1. Cast Iron:
The versatility of cast iron makes it a popular choice for numerous CNC machining projects. Derived from iron-carbon alloys, cast iron features excellent castability, meaning it can be poured into intricate molds with ease. This material exhibits exceptional wear resistance, high heat retention capacity, and good vibration damping properties. These attributes make cast iron ideal for applications requiring structural stability, durability, and resistance to deformation under heavy loads.
Producing cast iron involves melting scrap iron in a furnace along with certain alloying elements like carbon and silicon. Once molten, the mixture is poured into molds and allowed to cool and solidify. Through further processing methods such as sandblasting, grinding, and polishing, cast iron parts are precisely shaped and finished before undergoing CNC machining to achieve desired dimensions.
Steel, on the other hand, offers an extensive range of mechanical properties and superior strength-to-weight ratio compared to cast iron, making it an invaluable material in CNC machining. Made primarily from iron and carbon, steel has additional alloying elements like manganese, chromium, and nickel that contribute to its distinct characteristics. It exhibits excellent ductility, weldability, and machinability, while also boasting impressive corrosion resistance depending on its composition.
Manufacturing steel involves refining iron ore, removing impurities, and carefully controlling the amount of carbon added during the smelting process. The resulting steel is then formed into various shapes. CNC machining of steel components often involves milling, drilling, and turning processes to achieve precision and complexity in the final product.
1. Strength and Durability:
Steel generally offers higher strength and ductility compared to cast iron. Its tensile strength allows it to carry heavier loads while maintaining structural integrity. However, certain types of cast iron, such as nodular or ductile iron, can offer similar strength levels with added benefits like improved vibration damping properties.

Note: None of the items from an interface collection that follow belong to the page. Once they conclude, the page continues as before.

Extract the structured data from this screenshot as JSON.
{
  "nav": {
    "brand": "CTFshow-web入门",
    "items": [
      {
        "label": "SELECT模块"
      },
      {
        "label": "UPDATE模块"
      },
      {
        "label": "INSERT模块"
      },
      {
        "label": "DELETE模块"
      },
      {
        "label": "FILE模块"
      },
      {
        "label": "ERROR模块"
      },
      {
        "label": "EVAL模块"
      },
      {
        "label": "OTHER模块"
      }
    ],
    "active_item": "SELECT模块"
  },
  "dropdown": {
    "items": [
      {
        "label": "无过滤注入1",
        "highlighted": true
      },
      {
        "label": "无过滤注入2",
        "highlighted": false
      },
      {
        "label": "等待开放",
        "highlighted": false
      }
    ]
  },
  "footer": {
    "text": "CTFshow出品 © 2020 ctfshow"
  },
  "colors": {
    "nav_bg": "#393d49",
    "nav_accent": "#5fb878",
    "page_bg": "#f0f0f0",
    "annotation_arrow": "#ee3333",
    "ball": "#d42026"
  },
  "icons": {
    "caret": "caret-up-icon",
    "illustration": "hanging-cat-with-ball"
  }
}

Both cast iron and steel are known for their machinability, but they require different approaches. Cast iron tends to have lower chip-breaking capabilities and hardness irregularities, requiring the use of specialized tooling and cutting speeds for effective machining. On the other hand, steel can be machined more easily due to its uniformity and predictable behavior during CNC operations.
3. Heat Resistance:
Cast iron exhibits superior heat retention properties, making it an excellent choice for applications that require high-temperature stability, such as engine blocks, exhaust manifolds, and machine tools. Steel has a relatively lower thermal conductivity but possesses better resistance against oxidation and corrosion under specific conditions.
In CNC machining, choosing between cast iron and steel largely depends on the intended application, required mechanical properties, and environmental factors involved. Cast iron excels in circumstances demanding unparalleled durability, vibration damping, and heat retention capacity, whereas steel offers exceptional strength, versatility, and corrosion resistance. By understanding these differences, manufacturers and engineers can make informed decisions regarding material selection, ensuring optimal outcomes in their CNC machining projects. CNC Milling